:: Data section

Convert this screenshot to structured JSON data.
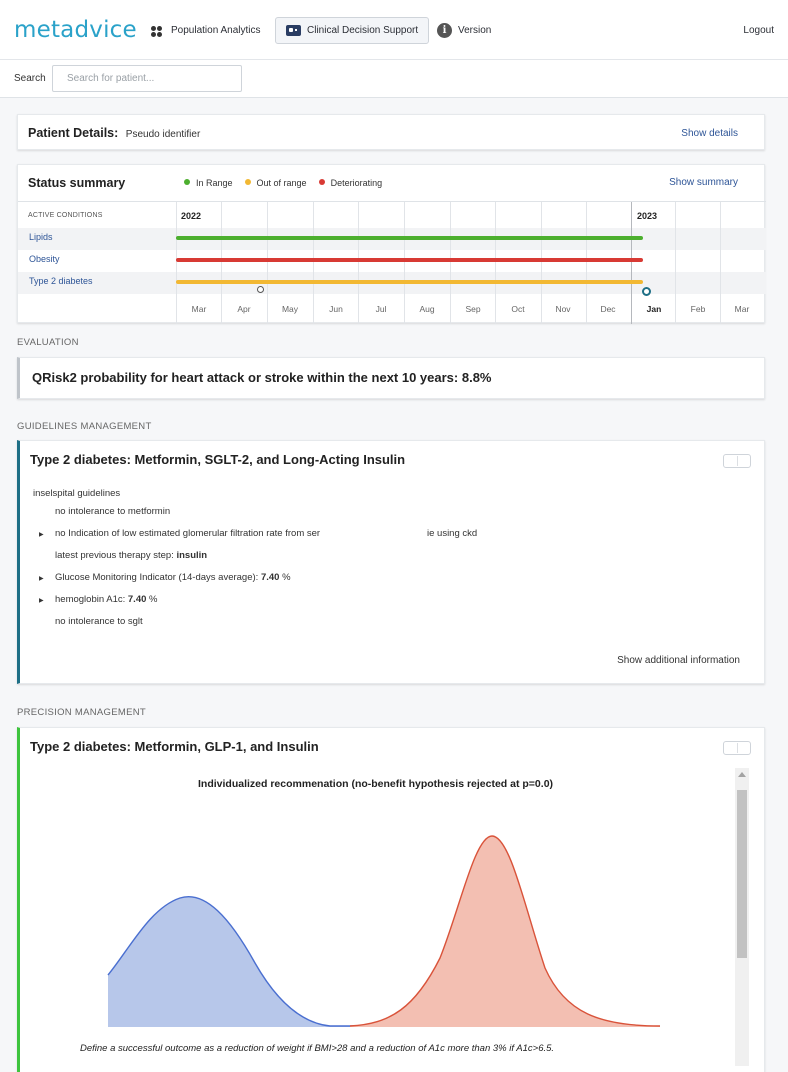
{
  "brand": {
    "logo_text": "metadvice",
    "accent": "#2aa2c9"
  },
  "nav": {
    "population_analytics": "Population Analytics",
    "clinical_decision_support": "Clinical Decision Support",
    "version": "Version",
    "logout": "Logout",
    "active_tab": "Clinical Decision Support"
  },
  "search": {
    "label": "Search",
    "placeholder": "Search for patient..."
  },
  "patient_details": {
    "title": "Patient Details:",
    "identifier": "Pseudo identifier",
    "link": "Show details"
  },
  "status_summary": {
    "title": "Status summary",
    "legend": [
      {
        "label": "In Range",
        "color": "#4caf2e"
      },
      {
        "label": "Out of range",
        "color": "#f2b833"
      },
      {
        "label": "Deteriorating",
        "color": "#d83a34"
      }
    ],
    "link": "Show summary",
    "active_conditions_header": "ACTIVE CONDITIONS",
    "conditions": [
      {
        "name": "Lipids",
        "status_color": "#4caf2e"
      },
      {
        "name": "Obesity",
        "status_color": "#d83a34"
      },
      {
        "name": "Type 2 diabetes",
        "status_color": "#f2b833"
      }
    ],
    "years": [
      "2022",
      "2023"
    ],
    "months": [
      "Mar",
      "Apr",
      "May",
      "Jun",
      "Jul",
      "Aug",
      "Sep",
      "Oct",
      "Nov",
      "Dec",
      "Jan",
      "Feb",
      "Mar"
    ]
  },
  "evaluation": {
    "section_label": "EVALUATION",
    "text": "QRisk2 probability for heart attack or stroke within the next 10 years: 8.8%"
  },
  "guidelines": {
    "section_label": "GUIDELINES MANAGEMENT",
    "title": "Type 2 diabetes: Metformin, SGLT-2, and Long-Acting Insulin",
    "source": "inselspital guidelines",
    "items": {
      "i1": "no intolerance to metformin",
      "i2a": "no Indication of low estimated glomerular filtration rate from ser",
      "i2b": "ie using ckd",
      "i3_prefix": "latest previous therapy step: ",
      "i3_value": "insulin",
      "i4_prefix": "Glucose Monitoring Indicator (14-days average): ",
      "i4_value": "7.40",
      "i4_unit": " %",
      "i5_prefix": "hemoglobin A1c: ",
      "i5_value": "7.40",
      "i5_unit": " %",
      "i6": "no intolerance to sglt"
    },
    "more_link": "Show additional information"
  },
  "precision": {
    "section_label": "PRECISION MANAGEMENT",
    "title": "Type 2 diabetes: Metformin, GLP-1, and Insulin",
    "plot_title": "Individualized recommenation (no-benefit hypothesis rejected at p=0.0)",
    "caption": "Define a successful outcome as a reduction of weight if BMI>28 and a reduction of A1c more than 3% if A1c>6.5.",
    "colors": {
      "blue_fill": "#b7c7ea",
      "blue_line": "#4a6fd0",
      "red_fill": "#f3bfb2",
      "red_line": "#d9533a"
    }
  }
}
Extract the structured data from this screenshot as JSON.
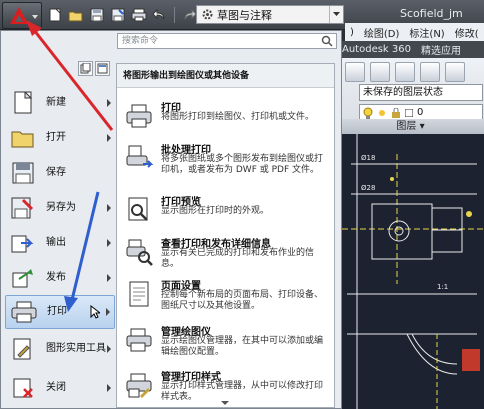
{
  "title_bar": {
    "workspace_label": "草图与注释",
    "document_title": "Scofield_jm"
  },
  "quick_access": {
    "icons": [
      "new-icon",
      "open-icon",
      "save-icon",
      "save-as-icon",
      "print-icon",
      "undo-icon",
      "redo-icon"
    ]
  },
  "menubar": {
    "items": [
      ")",
      "绘图(D)",
      "标注(N)",
      "修改("
    ]
  },
  "ribbon": {
    "tabs": [
      "Autodesk 360",
      "精选应用"
    ],
    "layer_state": "未保存的图层状态",
    "layer_value": "0",
    "panel_label": "图层 ▾"
  },
  "app_menu": {
    "search_placeholder": "搜索命令",
    "left_items": [
      {
        "label": "新建",
        "icon": "new-icon",
        "has_submenu": true
      },
      {
        "label": "打开",
        "icon": "open-icon",
        "has_submenu": true
      },
      {
        "label": "保存",
        "icon": "save-icon",
        "has_submenu": false
      },
      {
        "label": "另存为",
        "icon": "save-as-icon",
        "has_submenu": true
      },
      {
        "label": "输出",
        "icon": "export-icon",
        "has_submenu": true
      },
      {
        "label": "发布",
        "icon": "publish-icon",
        "has_submenu": true
      },
      {
        "label": "打印",
        "icon": "print-icon",
        "has_submenu": true,
        "active": true
      },
      {
        "label": "图形实用工具",
        "icon": "drawing-utilities-icon",
        "has_submenu": true
      },
      {
        "label": "关闭",
        "icon": "close-icon",
        "has_submenu": true
      }
    ],
    "submenu": {
      "header": "将图形输出到绘图仪或其他设备",
      "items": [
        {
          "title": "打印",
          "desc": "将图形打印到绘图仪、打印机或文件。",
          "icon": "print-icon"
        },
        {
          "title": "批处理打印",
          "desc": "将多张图纸或多个图形发布到绘图仪或打印机，或者发布为 DWF 或 PDF 文件。",
          "icon": "batch-plot-icon"
        },
        {
          "title": "打印预览",
          "desc": "显示图形在打印时的外观。",
          "icon": "plot-preview-icon"
        },
        {
          "title": "查看打印和发布详细信息",
          "desc": "显示有关已完成的打印和发布作业的信息。",
          "icon": "plot-details-icon"
        },
        {
          "title": "页面设置",
          "desc": "控制每个新布局的页面布局、打印设备、图纸尺寸以及其他设置。",
          "icon": "page-setup-icon"
        },
        {
          "title": "管理绘图仪",
          "desc": "显示绘图仪管理器，在其中可以添加或编辑绘图仪配置。",
          "icon": "plotter-manager-icon"
        },
        {
          "title": "管理打印样式",
          "desc": "显示打印样式管理器，从中可以修改打印样式表。",
          "icon": "plot-style-icon"
        }
      ]
    }
  },
  "colors": {
    "annotation_red": "#d9262b",
    "annotation_blue": "#2f5fcf",
    "canvas_bg": "#1c2230",
    "cad_lines": "#eaeaea",
    "cad_accent": "#e8d44d"
  }
}
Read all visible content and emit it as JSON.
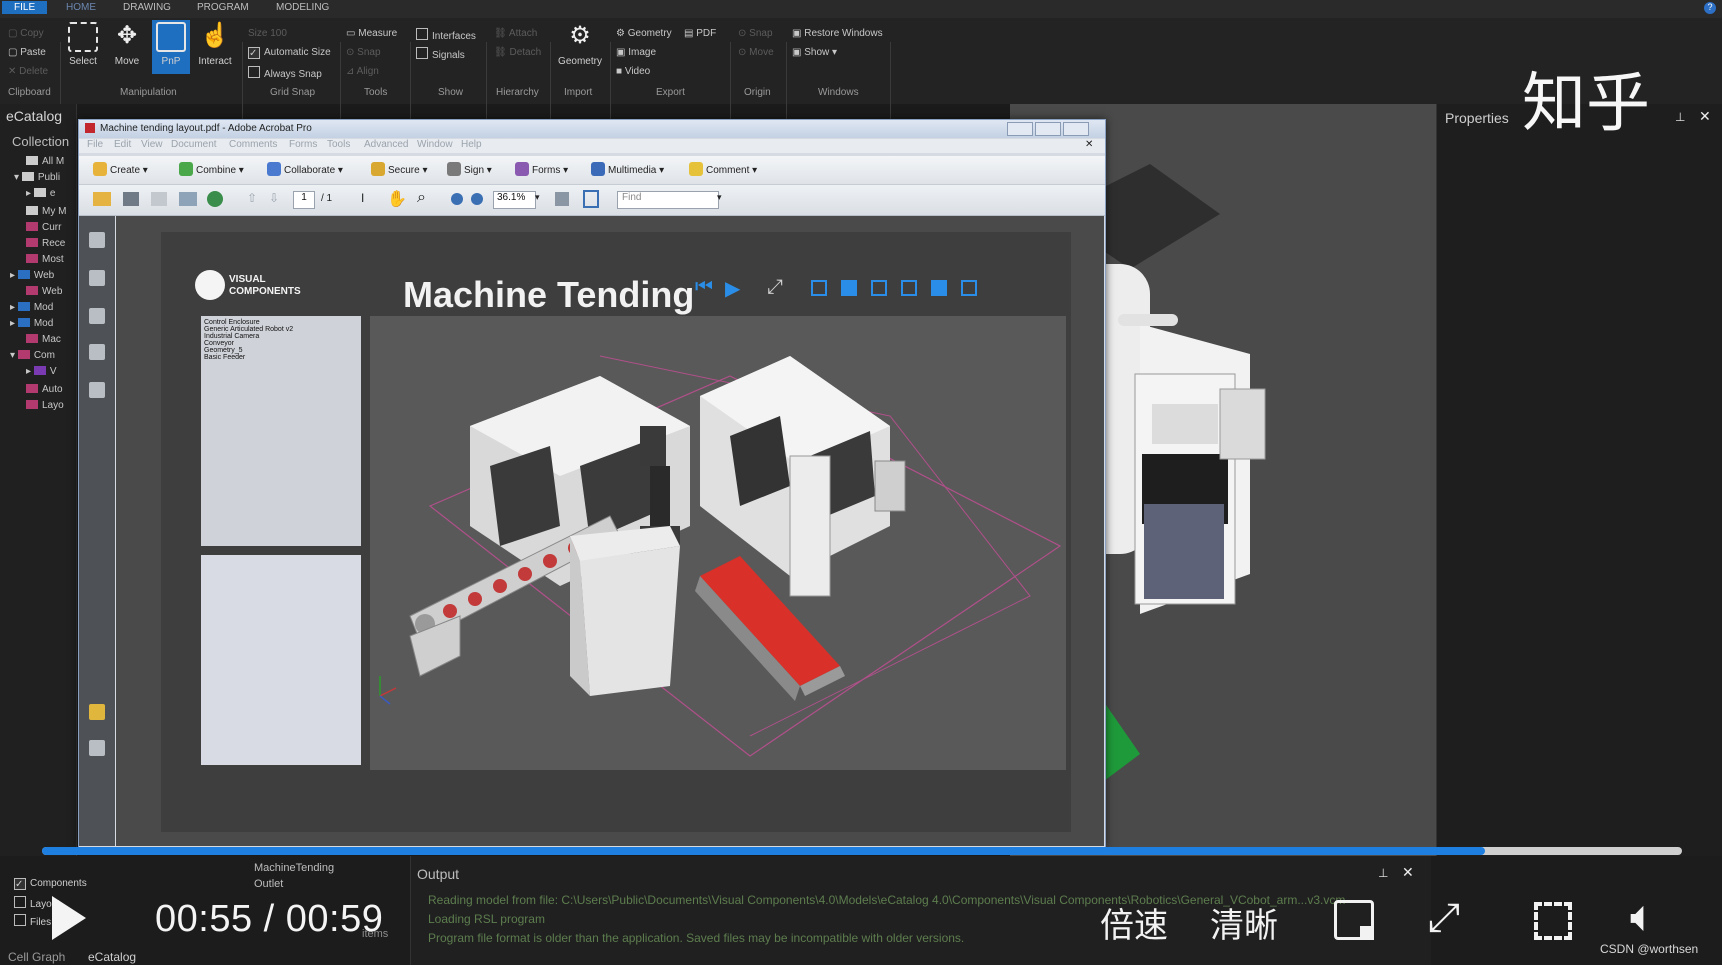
{
  "ribbon": {
    "tabs": [
      "FILE",
      "HOME",
      "DRAWING",
      "PROGRAM",
      "MODELING"
    ],
    "clipboard": {
      "copy": "Copy",
      "paste": "Paste",
      "delete": "Delete",
      "label": "Clipboard"
    },
    "manipulation": {
      "select": "Select",
      "move": "Move",
      "pnp": "PnP",
      "interact": "Interact",
      "label": "Manipulation"
    },
    "grid_snap": {
      "size": "Size 100",
      "automatic": "Automatic Size",
      "always": "Always Snap",
      "label": "Grid Snap"
    },
    "tools": {
      "measure": "Measure",
      "snap": "Snap",
      "align": "Align",
      "label": "Tools"
    },
    "show": {
      "interfaces": "Interfaces",
      "signals": "Signals",
      "label": "Show"
    },
    "hierarchy": {
      "attach": "Attach",
      "detach": "Detach",
      "label": "Hierarchy"
    },
    "import": {
      "geometry": "Geometry",
      "label": "Import"
    },
    "export": {
      "geometry": "Geometry",
      "pdf": "PDF",
      "image": "Image",
      "video": "Video",
      "label": "Export"
    },
    "origin": {
      "snap": "Snap",
      "move": "Move",
      "label": "Origin"
    },
    "windows": {
      "restore": "Restore Windows",
      "show": "Show",
      "label": "Windows"
    }
  },
  "left_panel": {
    "title": "eCatalog",
    "collections": "Collection",
    "items": [
      "All M",
      "Publi",
      "e",
      "My M",
      "Curr",
      "Rece",
      "Most",
      "Web",
      "Web",
      "Mod",
      "Mod",
      "Mac",
      "Com",
      "V",
      "Auto",
      "Layo"
    ]
  },
  "properties": {
    "title": "Properties"
  },
  "acrobat": {
    "title": "Machine tending layout.pdf - Adobe Acrobat Pro",
    "menu": [
      "File",
      "Edit",
      "View",
      "Document",
      "Comments",
      "Forms",
      "Tools",
      "Advanced",
      "Window",
      "Help"
    ],
    "toolbar": [
      "Create",
      "Combine",
      "Collaborate",
      "Secure",
      "Sign",
      "Forms",
      "Multimedia",
      "Comment"
    ],
    "page_current": "1",
    "page_total": "/ 1",
    "zoom": "36.1%",
    "find_placeholder": "Find"
  },
  "document": {
    "logo_line1": "VISUAL",
    "logo_line2": "COMPONENTS",
    "title": "Machine Tending",
    "components": [
      "Control Enclosure",
      "Generic Articulated Robot v2",
      "Industrial Camera",
      "Conveyor",
      "Geometry_5",
      "Basic Feeder"
    ]
  },
  "bottom_panel": {
    "checks": [
      "Components",
      "Layout",
      "Files"
    ],
    "tree": [
      "MachineTending",
      "Outlet"
    ],
    "items_label": "items",
    "tabs": [
      "Cell Graph",
      "eCatalog"
    ],
    "output_title": "Output",
    "output_lines": [
      "Reading model from file: C:\\Users\\Public\\Documents\\Visual Components\\4.0\\Models\\eCatalog 4.0\\Components\\Visual Components\\Robotics\\General_VCobot_arm...v3.vcm",
      "Loading RSL program",
      "Program file format is older than the application. Saved files may be incompatible with older versions."
    ]
  },
  "video": {
    "time": "00:55 / 00:59",
    "progress": 0.88,
    "speed": "倍速",
    "quality": "清晰",
    "watermark": "知乎",
    "credit": "CSDN @worthsen"
  },
  "colors": {
    "accent": "#1f6fc0",
    "progress": "#1e7fe0",
    "conveyor_red": "#d9312a",
    "conveyor_green": "#1f9a3a"
  }
}
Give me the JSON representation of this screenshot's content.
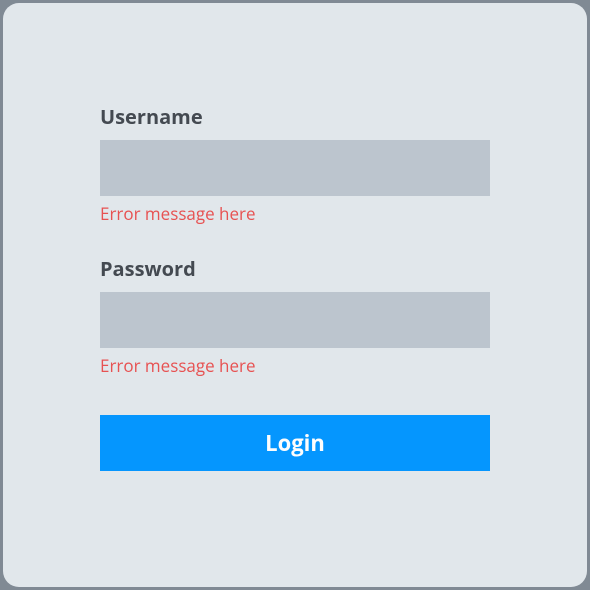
{
  "form": {
    "username": {
      "label": "Username",
      "value": "",
      "placeholder": "",
      "error": "Error message here"
    },
    "password": {
      "label": "Password",
      "value": "",
      "placeholder": "",
      "error": "Error message here"
    },
    "submit_label": "Login"
  },
  "colors": {
    "panel_bg": "#e1e7eb",
    "input_bg": "#bcc5ce",
    "label_text": "#444a51",
    "error_text": "#e75252",
    "button_bg": "#0596fe",
    "button_text": "#fdfdfd"
  }
}
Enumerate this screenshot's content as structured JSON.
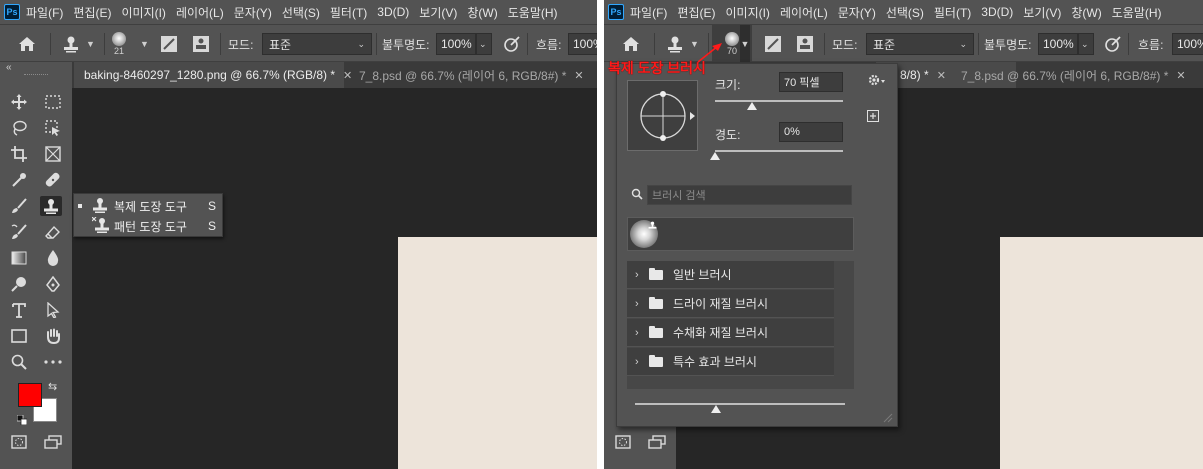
{
  "menu": [
    "파일(F)",
    "편집(E)",
    "이미지(I)",
    "레이어(L)",
    "문자(Y)",
    "선택(S)",
    "필터(T)",
    "3D(D)",
    "보기(V)",
    "창(W)",
    "도움말(H)"
  ],
  "ps_logo": "Ps",
  "options": {
    "brush_size_left": "21",
    "brush_size_right": "70",
    "mode_label": "모드:",
    "mode_value": "표준",
    "opacity_label": "불투명도:",
    "opacity_value": "100%",
    "flow_label": "흐름:",
    "flow_value": "100%"
  },
  "tabs_left": [
    {
      "label": "baking-8460297_1280.png @ 66.7% (RGB/8) *",
      "active": true
    },
    {
      "label": "7_8.psd @ 66.7% (레이어 6, RGB/8#) *",
      "active": false
    }
  ],
  "tabs_right": [
    {
      "label": "8/8) *",
      "active": true
    },
    {
      "label": "7_8.psd @ 66.7% (레이어 6, RGB/8#) *",
      "active": false
    }
  ],
  "flyout": {
    "items": [
      {
        "label": "복제 도장 도구",
        "key": "S",
        "selected": true
      },
      {
        "label": "패턴 도장 도구",
        "key": "S",
        "selected": false
      }
    ]
  },
  "picker": {
    "size_label": "크기:",
    "size_value": "70 픽셀",
    "size_fraction": 0.29,
    "hardness_label": "경도:",
    "hardness_value": "0%",
    "hardness_fraction": 0.0,
    "search_placeholder": "브러시 검색",
    "groups": [
      "일반 브러시",
      "드라이 재질 브러시",
      "수채화 재질 브러시",
      "특수 효과 브러시"
    ]
  },
  "annotation": "복제 도장 브러시",
  "colors": {
    "foreground": "#ff0000",
    "background": "#ffffff",
    "annotation": "#ff1a1a",
    "document": "#ede4da"
  }
}
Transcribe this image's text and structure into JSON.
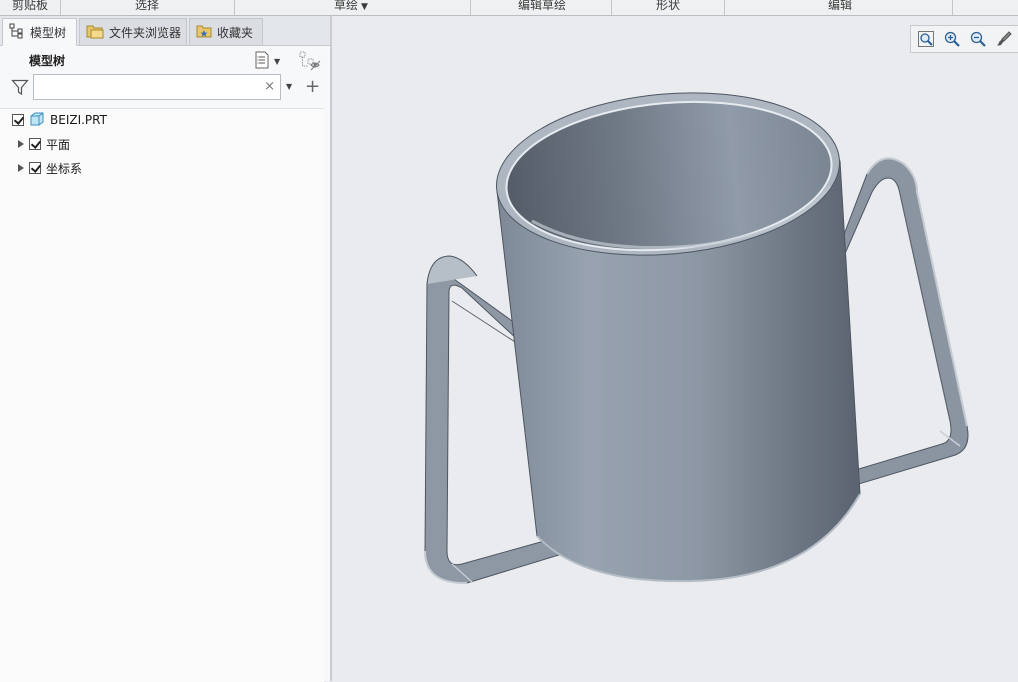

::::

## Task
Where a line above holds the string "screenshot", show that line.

## Response to this task
Convert this screenshot to structured JSON data.
Extract the structured data from this screenshot as JSON.
Give me the JSON representation of this screenshot's content.
Enumerate this screenshot's content as structured JSON.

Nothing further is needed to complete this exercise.